- [Dataset excerpts]
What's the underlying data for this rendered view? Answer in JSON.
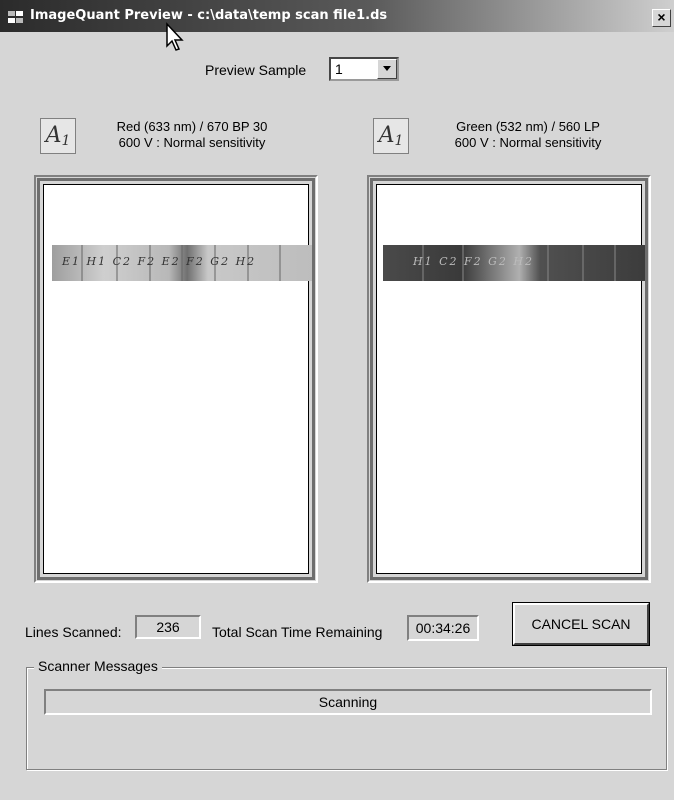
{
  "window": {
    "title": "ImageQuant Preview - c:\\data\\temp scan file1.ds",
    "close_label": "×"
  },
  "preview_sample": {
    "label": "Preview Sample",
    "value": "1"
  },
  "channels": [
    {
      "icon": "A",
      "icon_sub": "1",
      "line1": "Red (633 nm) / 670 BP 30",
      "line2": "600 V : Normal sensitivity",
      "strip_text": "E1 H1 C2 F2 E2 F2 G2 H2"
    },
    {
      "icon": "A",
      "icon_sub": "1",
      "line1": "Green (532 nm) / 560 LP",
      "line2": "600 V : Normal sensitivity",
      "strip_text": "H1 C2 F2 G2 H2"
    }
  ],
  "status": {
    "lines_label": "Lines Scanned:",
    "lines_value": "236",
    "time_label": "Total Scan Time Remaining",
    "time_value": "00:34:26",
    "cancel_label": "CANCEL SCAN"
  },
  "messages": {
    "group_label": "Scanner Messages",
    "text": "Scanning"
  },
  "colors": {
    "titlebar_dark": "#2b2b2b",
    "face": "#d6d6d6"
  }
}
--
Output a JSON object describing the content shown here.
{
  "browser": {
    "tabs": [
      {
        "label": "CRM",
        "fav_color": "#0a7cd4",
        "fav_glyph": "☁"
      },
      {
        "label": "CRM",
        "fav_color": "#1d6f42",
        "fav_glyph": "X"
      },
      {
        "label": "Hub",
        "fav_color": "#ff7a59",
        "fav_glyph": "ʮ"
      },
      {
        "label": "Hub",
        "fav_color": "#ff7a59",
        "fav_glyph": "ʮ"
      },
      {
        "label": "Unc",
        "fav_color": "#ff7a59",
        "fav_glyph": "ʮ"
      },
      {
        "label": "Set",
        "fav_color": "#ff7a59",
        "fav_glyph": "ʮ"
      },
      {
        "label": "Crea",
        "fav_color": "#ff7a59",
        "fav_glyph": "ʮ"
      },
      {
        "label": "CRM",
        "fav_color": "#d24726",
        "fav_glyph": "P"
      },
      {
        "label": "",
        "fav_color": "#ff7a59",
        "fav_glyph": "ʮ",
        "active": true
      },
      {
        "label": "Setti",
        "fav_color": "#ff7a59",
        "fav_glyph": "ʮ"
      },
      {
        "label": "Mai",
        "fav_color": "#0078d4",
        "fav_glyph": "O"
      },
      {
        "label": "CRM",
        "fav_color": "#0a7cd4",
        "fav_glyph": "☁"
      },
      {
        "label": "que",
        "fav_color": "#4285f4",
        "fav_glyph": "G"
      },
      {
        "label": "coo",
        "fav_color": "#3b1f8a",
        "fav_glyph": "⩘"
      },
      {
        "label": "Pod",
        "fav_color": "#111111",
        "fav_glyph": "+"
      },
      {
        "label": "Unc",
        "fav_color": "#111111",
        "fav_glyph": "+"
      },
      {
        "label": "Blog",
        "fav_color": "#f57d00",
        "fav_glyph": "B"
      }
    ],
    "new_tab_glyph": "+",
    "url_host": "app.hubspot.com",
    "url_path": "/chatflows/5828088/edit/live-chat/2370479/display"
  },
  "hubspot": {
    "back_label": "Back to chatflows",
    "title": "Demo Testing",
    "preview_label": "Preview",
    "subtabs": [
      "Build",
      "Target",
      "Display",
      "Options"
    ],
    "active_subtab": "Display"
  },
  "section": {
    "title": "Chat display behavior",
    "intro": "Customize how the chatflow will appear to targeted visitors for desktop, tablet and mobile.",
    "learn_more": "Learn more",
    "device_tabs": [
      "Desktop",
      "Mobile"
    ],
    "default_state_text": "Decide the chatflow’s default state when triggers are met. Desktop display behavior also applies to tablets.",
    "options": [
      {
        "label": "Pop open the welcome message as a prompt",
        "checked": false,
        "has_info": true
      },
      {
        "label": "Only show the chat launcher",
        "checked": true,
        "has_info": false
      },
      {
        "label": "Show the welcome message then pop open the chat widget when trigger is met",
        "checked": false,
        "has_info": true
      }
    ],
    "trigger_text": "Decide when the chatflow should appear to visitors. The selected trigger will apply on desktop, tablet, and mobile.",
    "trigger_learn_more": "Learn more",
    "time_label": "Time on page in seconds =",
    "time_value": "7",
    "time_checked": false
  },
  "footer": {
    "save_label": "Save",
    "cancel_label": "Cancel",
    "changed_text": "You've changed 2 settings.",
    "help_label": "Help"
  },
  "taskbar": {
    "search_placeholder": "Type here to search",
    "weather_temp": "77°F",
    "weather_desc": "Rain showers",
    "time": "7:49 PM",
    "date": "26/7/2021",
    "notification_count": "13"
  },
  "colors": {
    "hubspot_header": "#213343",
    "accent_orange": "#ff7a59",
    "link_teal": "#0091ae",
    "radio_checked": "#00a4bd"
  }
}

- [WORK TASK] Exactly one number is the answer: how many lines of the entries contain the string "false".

- [EXERCISE RESULT] 4